◆ WORK TO COMPLETE
Copy all lines in the material holding the string "icon".

*** Begin section ***

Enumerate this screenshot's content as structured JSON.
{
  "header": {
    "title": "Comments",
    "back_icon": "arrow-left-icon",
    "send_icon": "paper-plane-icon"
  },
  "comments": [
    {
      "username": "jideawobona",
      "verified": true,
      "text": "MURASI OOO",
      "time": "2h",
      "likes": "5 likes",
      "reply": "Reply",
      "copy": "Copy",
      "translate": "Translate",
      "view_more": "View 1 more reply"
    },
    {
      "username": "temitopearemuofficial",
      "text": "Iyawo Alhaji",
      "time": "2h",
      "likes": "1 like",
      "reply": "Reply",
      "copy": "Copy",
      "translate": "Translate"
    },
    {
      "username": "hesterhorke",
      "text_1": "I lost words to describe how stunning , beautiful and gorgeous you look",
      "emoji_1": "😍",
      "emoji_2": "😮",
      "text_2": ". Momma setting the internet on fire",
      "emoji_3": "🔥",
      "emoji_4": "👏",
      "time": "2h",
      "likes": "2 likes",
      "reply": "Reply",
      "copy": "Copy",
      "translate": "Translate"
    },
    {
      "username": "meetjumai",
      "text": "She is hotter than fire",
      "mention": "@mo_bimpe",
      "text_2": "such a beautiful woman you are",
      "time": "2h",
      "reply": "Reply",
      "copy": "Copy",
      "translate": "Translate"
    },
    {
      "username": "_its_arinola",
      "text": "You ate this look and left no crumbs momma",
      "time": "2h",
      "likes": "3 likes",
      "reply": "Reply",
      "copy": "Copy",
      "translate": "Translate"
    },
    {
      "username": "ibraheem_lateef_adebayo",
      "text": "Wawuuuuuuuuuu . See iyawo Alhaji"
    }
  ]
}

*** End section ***

◆ SOLUTION BELOW
    "back_icon": "arrow-left-icon",
    "send_icon": "paper-plane-icon"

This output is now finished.